This has already been covered by my colleague, Alison Campbell, so I’ll keep this brief. Ken Ring claimed ’Over the next 10 days a 7+ earthquake somewhere is very likely.’ Not New Zealand or Canterbury, but anywhere on earth. No magnitude 7 or greater earthquake anywhere occurred during that time. Simply put, his prediction failed.
He picked Christchurch’s lesser magnitude 6.3 as ‘success’ after the fact.
Good prediction does work not by picking ‘second-best’ results after the fact. You design the experiment, and the ‘rules’ it works under, before you start and you stick to them.

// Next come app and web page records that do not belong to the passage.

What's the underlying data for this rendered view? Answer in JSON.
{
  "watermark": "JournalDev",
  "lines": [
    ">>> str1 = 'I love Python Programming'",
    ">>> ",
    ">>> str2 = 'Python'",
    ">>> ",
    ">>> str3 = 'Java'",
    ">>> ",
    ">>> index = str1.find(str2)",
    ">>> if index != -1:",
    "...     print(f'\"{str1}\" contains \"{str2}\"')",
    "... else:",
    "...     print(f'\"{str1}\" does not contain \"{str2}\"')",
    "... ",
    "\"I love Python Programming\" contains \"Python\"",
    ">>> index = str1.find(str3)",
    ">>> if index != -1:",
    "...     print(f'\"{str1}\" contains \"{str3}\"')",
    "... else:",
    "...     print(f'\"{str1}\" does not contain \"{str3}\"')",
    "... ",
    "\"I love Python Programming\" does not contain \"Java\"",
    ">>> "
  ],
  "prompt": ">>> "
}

(There was also a magnitude 6.6 south of Fiji during his prediction period. I haven’t seen him mention this despite that it occurred before the lesser magnitude 6.3 earthquake at Christchurch so he should have been aware of it at the time of calling the 6.3 ‘success’.)
One of the things I wrote in my notes while listening to the interview ‘live’ was:
Ring: “Quakes that scare people the most”
I thought it very telling that Ken Ring let slip that his target was the scared, rather than the vulnerable. It is a shame that John Campbell hadn’t picked up on Ring’s Freudian slip.
Convincing people that his predictions work
In a Science Media Centre Alert, scientists Matt Gertenberger and David Rhoades offered this website as a service that Ken Ring might use to have his method tested. (A copy of this report can be found at WeatherWatch with comments from others, including Ken Ring.)
If Ken Ring is genuinely sincere about his predictions, he ought to publish his methodology and have them tested by the scientific community. The correct ‘media’ for resolving scientific matters is ultimately the scientific literature, not TV or radio.
17th March, 7:50pm: I’ve written an update in the comments; see the second comment, below. You may also wish to read the press conference about the science behind the earthquake.
19 March, morning: Added comment about his March 15th ‘warning’. (See comments.)
20th March: Gareth Renowden, who knows of Ring well from his weather ‘predictions’, has added his thoughts. (For comments you’ll need to read his original site.) It’s interesting to learn from Gareth’s article that the revised ‘prediction’ I present in the second comment of the comments below is in fact itself a weakened revision of an earlier ‘prediction’ that specifically gives a location for the epicentre (‘some geographical point between Hanmer and Amberley’) that he subsequently removed. (Compare the prediction for March19-21 I quote and the one Gareth quotes.)
One way to get an anecdotal (that is, non-scientific) feel for how often magnitude 4 or greater earthquakes occurs in New Zealand is follow GeoNet’s @geonet_above4 twitter stream.
* You can’t ignore these really, but even putting these aside his ‘prediction’ is meaningless.
** I strongly suspect that if you were to look up the frequency of severe weather events worldwide, this ‘prediction’ suffers exactly the same problem as his earthquake prediction. Those with more time and with an interest in weather can fill that one in. Note how he doesn’t give the likelihood that these things will occur only a vague ‘probable’ (how probable?) or ‘at risk’ (to what extent?).
*** Here I’m trying to deal with that Ken Ring’s ‘predictions’ are vague and prone to ‘re-interpreting’ after the fact, just as he did for the February 22nd earthquake.
(Update: adding links to non-earthquake related articles since time is moving on an this article is still getting numerous visits.)
More on Code for Life:
More on Code for Life about the February 22nd 2011 Lyytelton earthquake (updated 17-April-2011 to include a few written since this article):
High tides and earthquakes — an interview (This also contains a list of the articles on sciblogs.co.nz on ‘the Ken Ring fiasco’, if we can call it that.)